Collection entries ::
************
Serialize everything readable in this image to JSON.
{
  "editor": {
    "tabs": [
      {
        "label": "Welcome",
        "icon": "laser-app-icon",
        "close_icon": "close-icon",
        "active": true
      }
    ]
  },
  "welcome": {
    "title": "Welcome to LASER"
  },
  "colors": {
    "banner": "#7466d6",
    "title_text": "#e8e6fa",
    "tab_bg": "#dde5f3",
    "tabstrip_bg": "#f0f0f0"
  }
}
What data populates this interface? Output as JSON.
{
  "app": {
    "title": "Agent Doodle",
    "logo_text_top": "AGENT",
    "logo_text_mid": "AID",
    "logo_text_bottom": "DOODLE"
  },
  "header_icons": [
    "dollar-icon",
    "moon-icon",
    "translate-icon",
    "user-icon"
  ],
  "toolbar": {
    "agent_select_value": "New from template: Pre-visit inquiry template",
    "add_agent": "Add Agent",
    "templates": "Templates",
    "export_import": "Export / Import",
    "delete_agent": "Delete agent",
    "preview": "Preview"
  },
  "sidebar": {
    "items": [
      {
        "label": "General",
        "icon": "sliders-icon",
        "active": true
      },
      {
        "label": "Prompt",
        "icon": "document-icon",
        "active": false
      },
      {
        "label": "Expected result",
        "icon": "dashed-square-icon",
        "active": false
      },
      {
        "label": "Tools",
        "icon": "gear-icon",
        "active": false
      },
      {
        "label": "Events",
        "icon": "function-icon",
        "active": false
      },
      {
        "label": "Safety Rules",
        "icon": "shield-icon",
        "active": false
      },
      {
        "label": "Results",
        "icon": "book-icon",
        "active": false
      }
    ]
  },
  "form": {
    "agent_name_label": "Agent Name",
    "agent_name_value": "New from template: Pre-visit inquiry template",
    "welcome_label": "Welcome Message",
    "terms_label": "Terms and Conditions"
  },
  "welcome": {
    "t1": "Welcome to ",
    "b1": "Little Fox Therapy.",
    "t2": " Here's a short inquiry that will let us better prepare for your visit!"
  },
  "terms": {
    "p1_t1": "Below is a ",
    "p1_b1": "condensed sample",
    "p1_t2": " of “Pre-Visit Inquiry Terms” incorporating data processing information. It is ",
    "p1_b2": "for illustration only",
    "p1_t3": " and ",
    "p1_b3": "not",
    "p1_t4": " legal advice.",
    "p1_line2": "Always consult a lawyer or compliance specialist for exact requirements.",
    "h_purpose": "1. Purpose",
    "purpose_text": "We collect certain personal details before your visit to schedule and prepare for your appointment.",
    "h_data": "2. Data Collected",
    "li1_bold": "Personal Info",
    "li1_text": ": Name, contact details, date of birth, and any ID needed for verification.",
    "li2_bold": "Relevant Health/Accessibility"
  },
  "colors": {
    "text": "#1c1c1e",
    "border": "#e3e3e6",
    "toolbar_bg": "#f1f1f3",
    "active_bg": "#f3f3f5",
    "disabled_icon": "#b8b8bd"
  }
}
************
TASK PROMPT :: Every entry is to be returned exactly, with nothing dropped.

RESPONSE BOX ::
Serialize everything readable in this image to JSON.
{
  "editor": {
    "tabs": [
      {
        "label": "Welcome",
        "icon": "laser-app-icon",
        "close_icon": "close-icon",
        "active": true
      }
    ]
  },
  "welcome": {
    "title": "Welcome to LASER"
  },
  "colors": {
    "banner": "#7466d6",
    "title_text": "#e8e6fa",
    "tab_bg": "#dde5f3",
    "tabstrip_bg": "#f0f0f0"
  }
}
What data populates this interface? Output as JSON.
{
  "app": {
    "title": "Agent Doodle",
    "logo_text_top": "AGENT",
    "logo_text_mid": "AID",
    "logo_text_bottom": "DOODLE"
  },
  "header_icons": [
    "dollar-icon",
    "moon-icon",
    "translate-icon",
    "user-icon"
  ],
  "toolbar": {
    "agent_select_value": "New from template: Pre-visit inquiry template",
    "add_agent": "Add Agent",
    "templates": "Templates",
    "export_import": "Export / Import",
    "delete_agent": "Delete agent",
    "preview": "Preview"
  },
  "sidebar": {
    "items": [
      {
        "label": "General",
        "icon": "sliders-icon",
        "active": true
      },
      {
        "label": "Prompt",
        "icon": "document-icon",
        "active": false
      },
      {
        "label": "Expected result",
        "icon": "dashed-square-icon",
        "active": false
      },
      {
        "label": "Tools",
        "icon": "gear-icon",
        "active": false
      },
      {
        "label": "Events",
        "icon": "function-icon",
        "active": false
      },
      {
        "label": "Safety Rules",
        "icon": "shield-icon",
        "active": false
      },
      {
        "label": "Results",
        "icon": "book-icon",
        "active": false
      }
    ]
  },
  "form": {
    "agent_name_label": "Agent Name",
    "agent_name_value": "New from template: Pre-visit inquiry template",
    "welcome_label": "Welcome Message",
    "terms_label": "Terms and Conditions"
  },
  "welcome": {
    "t1": "Welcome to ",
    "b1": "Little Fox Therapy.",
    "t2": " Here's a short inquiry that will let us better prepare for your visit!"
  },
  "terms": {
    "p1_t1": "Below is a ",
    "p1_b1": "condensed sample",
    "p1_t2": " of “Pre-Visit Inquiry Terms” incorporating data processing information. It is ",
    "p1_b2": "for illustration only",
    "p1_t3": " and ",
    "p1_b3": "not",
    "p1_t4": " legal advice.",
    "p1_line2": "Always consult a lawyer or compliance specialist for exact requirements.",
    "h_purpose": "1. Purpose",
    "purpose_text": "We collect certain personal details before your visit to schedule and prepare for your appointment.",
    "h_data": "2. Data Collected",
    "li1_bold": "Personal Info",
    "li1_text": ": Name, contact details, date of birth, and any ID needed for verification.",
    "li2_bold": "Relevant Health/Accessibility"
  },
  "colors": {
    "text": "#1c1c1e",
    "border": "#e3e3e6",
    "toolbar_bg": "#f1f1f3",
    "active_bg": "#f3f3f5",
    "disabled_icon": "#b8b8bd"
  }
}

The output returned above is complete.